7. One day, a poor little girl with a very ragged dress was going by and Susie heard some children teasing her and making fun of her.

8. She at once ran out to the gate, and asked the poor little girl to come in. “What are you crying for?” Susie asked.

9. “Because they all laugh at me,” she said.

10. Then Susie took the little girl into the house. She cheered her up with kind words, and gave her a nice dress and a pair of shoes.

11. This brought real joy and gladness to the poor child, and she, too, thought that Susie was rightly called Sunbeam.




Reading Lesson – Susie Sunbeam



1. “If I were a sunbeam,
     I know what I’d do;
   I would seek white lilies,
     Roaming woodlands through.
   I would steal among them,
     Softest light I’d shed,
   Until every lily
     Raised its drooping head.

2. “If I were a sunbeam,
     I know where I’d go;
   Into lowly hovels,
     Dark with want and woe:
   Till sad hearts looked upward,
     I would shine and shine;
   Then they’d think of heaven,
     Their sweet home and mine.”

3. Are you not a sunbeam,
     Child, whose life is glad
   With an inner brightness
     Sunshine never had?
   Oh, as God has blessed you,
     Scatter light divine!
   For there is no sunbeam
     But must die or shine.





1. Henry was a kind, good boy. His father was no longer alive, and his mother was very poor. He had a little sister about two years old.

2. He wanted to help his mother, for she could not always earn enough to buy food for her little family.

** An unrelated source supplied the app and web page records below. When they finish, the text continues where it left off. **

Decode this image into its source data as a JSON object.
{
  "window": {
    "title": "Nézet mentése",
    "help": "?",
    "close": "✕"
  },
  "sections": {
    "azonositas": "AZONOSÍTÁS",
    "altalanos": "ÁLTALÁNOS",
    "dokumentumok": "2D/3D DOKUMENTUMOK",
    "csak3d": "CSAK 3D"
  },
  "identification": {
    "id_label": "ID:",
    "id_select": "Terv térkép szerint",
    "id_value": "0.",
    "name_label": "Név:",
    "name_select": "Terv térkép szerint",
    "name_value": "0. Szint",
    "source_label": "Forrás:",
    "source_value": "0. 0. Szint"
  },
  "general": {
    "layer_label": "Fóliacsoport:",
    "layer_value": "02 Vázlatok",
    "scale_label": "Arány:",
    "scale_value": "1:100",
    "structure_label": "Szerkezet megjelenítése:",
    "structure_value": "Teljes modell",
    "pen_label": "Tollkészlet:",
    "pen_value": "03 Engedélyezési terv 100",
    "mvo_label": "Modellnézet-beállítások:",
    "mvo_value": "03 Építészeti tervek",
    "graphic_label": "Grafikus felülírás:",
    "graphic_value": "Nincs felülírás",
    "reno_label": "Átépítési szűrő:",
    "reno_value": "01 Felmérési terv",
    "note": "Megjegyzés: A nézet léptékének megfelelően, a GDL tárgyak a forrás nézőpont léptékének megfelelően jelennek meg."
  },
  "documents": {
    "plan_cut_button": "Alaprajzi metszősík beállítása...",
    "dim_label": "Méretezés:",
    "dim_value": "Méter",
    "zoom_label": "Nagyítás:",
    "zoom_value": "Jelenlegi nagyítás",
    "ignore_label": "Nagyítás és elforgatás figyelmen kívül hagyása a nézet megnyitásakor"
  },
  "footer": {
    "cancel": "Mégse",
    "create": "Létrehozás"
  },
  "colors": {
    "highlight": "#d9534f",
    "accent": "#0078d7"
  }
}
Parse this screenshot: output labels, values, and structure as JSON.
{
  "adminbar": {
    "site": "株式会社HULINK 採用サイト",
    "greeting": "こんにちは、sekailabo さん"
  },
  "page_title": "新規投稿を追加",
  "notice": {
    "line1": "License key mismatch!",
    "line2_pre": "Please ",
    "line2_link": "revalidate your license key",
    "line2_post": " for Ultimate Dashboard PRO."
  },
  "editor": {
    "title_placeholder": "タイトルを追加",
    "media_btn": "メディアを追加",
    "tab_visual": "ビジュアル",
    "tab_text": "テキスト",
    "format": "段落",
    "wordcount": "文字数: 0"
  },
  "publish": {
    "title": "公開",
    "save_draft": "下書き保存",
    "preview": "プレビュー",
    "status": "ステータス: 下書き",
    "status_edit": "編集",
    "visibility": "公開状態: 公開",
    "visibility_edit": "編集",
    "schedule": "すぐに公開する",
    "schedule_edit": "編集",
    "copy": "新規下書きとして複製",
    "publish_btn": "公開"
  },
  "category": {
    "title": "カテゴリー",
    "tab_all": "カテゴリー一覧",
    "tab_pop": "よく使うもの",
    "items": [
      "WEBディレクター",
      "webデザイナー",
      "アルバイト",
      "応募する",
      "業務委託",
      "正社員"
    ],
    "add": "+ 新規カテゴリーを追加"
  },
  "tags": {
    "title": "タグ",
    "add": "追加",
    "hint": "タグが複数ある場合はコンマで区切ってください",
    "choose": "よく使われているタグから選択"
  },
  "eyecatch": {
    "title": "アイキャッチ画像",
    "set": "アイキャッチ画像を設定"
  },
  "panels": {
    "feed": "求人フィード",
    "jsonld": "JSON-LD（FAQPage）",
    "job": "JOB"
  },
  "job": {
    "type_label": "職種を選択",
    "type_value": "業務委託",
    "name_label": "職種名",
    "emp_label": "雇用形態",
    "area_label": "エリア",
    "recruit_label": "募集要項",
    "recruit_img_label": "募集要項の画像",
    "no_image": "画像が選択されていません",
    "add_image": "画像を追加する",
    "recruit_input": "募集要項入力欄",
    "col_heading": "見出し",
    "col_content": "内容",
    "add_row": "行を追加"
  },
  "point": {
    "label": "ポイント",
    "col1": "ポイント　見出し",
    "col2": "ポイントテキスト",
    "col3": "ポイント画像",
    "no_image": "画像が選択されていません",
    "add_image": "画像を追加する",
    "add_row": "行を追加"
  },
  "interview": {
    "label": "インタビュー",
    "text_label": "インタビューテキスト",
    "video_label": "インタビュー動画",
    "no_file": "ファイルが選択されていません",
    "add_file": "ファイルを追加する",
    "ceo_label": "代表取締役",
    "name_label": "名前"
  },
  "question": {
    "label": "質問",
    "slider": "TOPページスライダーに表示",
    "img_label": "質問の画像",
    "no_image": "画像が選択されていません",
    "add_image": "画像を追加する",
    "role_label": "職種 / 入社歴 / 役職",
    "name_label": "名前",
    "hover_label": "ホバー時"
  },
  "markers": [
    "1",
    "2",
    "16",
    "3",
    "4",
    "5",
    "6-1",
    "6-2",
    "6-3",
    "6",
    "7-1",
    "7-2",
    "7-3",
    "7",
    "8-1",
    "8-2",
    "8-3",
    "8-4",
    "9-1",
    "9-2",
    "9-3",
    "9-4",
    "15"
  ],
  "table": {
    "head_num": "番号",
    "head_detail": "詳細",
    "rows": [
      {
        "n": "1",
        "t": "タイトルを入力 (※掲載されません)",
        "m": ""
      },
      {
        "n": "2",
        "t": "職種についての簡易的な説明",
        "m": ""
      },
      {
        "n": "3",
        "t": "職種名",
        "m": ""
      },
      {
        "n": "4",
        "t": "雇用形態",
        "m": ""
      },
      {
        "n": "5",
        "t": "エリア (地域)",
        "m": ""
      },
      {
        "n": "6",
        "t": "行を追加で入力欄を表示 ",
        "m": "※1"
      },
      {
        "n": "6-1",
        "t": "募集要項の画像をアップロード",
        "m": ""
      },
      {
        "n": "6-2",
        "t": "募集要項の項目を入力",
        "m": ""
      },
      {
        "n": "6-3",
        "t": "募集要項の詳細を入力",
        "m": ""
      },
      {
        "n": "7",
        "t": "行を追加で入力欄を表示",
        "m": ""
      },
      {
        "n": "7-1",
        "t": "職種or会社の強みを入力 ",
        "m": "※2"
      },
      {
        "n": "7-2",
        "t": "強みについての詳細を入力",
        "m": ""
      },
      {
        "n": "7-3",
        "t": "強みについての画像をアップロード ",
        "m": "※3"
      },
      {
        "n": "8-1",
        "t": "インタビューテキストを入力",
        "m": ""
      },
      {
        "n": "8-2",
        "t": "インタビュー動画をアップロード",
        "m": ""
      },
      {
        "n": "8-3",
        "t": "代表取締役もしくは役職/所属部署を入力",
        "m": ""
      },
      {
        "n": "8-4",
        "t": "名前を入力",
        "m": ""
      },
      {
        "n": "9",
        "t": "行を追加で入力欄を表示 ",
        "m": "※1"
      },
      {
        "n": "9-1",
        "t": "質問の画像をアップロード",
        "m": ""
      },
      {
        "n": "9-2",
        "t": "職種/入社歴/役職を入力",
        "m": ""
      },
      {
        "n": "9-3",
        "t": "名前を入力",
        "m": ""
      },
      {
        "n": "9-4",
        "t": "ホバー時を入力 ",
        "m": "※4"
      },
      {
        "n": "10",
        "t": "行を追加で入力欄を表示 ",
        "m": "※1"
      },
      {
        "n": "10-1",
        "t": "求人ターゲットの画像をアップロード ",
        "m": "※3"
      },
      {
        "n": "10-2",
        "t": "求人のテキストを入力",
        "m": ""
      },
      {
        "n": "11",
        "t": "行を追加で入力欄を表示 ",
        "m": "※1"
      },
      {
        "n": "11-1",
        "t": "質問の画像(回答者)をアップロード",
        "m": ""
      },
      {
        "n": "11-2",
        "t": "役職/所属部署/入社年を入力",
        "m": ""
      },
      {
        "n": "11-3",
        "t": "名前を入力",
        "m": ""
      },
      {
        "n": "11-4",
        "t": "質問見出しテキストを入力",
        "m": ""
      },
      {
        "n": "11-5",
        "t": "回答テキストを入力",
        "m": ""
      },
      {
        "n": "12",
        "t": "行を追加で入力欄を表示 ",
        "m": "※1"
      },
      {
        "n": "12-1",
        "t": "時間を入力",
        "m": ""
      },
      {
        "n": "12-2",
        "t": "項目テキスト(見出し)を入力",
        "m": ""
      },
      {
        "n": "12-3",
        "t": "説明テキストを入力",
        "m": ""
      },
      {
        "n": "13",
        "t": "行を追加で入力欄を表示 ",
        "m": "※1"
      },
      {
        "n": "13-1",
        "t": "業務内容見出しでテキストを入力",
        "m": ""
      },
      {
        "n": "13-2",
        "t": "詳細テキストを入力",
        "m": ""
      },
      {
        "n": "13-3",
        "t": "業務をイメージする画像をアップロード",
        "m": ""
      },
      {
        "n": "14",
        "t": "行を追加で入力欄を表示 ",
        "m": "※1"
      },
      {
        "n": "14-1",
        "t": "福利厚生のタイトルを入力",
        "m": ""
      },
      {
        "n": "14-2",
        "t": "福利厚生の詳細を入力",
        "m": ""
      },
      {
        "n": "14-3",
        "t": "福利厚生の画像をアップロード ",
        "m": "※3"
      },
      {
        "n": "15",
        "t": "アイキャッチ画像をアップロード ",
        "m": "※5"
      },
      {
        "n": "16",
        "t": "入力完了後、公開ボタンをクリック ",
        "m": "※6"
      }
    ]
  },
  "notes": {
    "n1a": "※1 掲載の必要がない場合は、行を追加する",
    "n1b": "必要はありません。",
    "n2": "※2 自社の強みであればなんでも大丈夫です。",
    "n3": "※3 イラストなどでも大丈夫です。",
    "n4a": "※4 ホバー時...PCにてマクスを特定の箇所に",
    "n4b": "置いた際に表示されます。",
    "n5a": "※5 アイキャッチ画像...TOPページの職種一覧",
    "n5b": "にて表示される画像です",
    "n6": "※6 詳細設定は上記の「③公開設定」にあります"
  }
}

3. One day, a man gave him a dollar for finding a pocketbook which he had lost.

pocketbook with money

4. Henry might have kept all the money, for no one saw him when he found it. But his mother had taught him to be honest, and never to keep what did not belong, to him.

5. With the dollar he bought a box, three brushes, and some blacking. He then went to the corner of the street, and said to every one whose boots did not look nice, “Black your boots, sir, please?”

6. He was so polite that gentlemen soon began to notice him, and to let him black their boots. The first day he brought home fifty cents, which he gave to his mother to buy food with.

7. When he gave her the money, she said, as she dropped a tear of joy, “You are a dear, good boy, Henry. I did not know how I could earn enough to buy bread with, but now I think we can manage to get along quite well,”

8. Henry worked all the day, and went to school in the evening. He earned almost enough to support his mother and his little sister.


Bootblack -(Old American) a person employed to polish boots and shoes (also known as a shoe shiner or boot polisher).
Blacking – black paste or polish, especially that used on shoes.


Reading Lesson – Henry The Bootblack


tread, whisper, softly, talk, cheerful, careful


Baby sleeps, so we must tread
Softly round her little bed,
And be careful that our toys
Do not fall and make a noise.

We must not talk, but whisper low,
Mother wants to work, we know,
That, when father comes to tea,
All may neat and cheerful be.


whisper (talking softly)


Reading Lesson – Don’t Wake the Baby

Lesson 3.35

full, load, heavy, middle, heavier, slip, wrong, handle, brother, deceived


1. A boy was once sent from home to take a basket of things to his grandmother.

2. The basket was so full that it was very heavy. So his little brother went with him, to help carry the load.

3. They put a pole under the handle of the basket, and each then took hold of an end of the pole. In this way they could carry the basket very nicely.

4. Now the older boy thought, “My brother Tom does not know about this pole.

5. “If I slip the basket near him, his side will be heavy, and mine light; but if the basket is in the middle of the pole, it will be as heavy for me as it is for him.

6. “Tom does not know this as I do. But I will not do it. It would be wrong, and I will not do what is wrong.”

7. Then he slipped the basket quite near his own end of the pole. His load was now heavier than that of his little brother.

8. Yet he was happy; for he felt that he had done right. Had he deceived his brother, he would not have felt at all happy.


Reading Lessons – A Kind brother

Reading Lesson – Review 9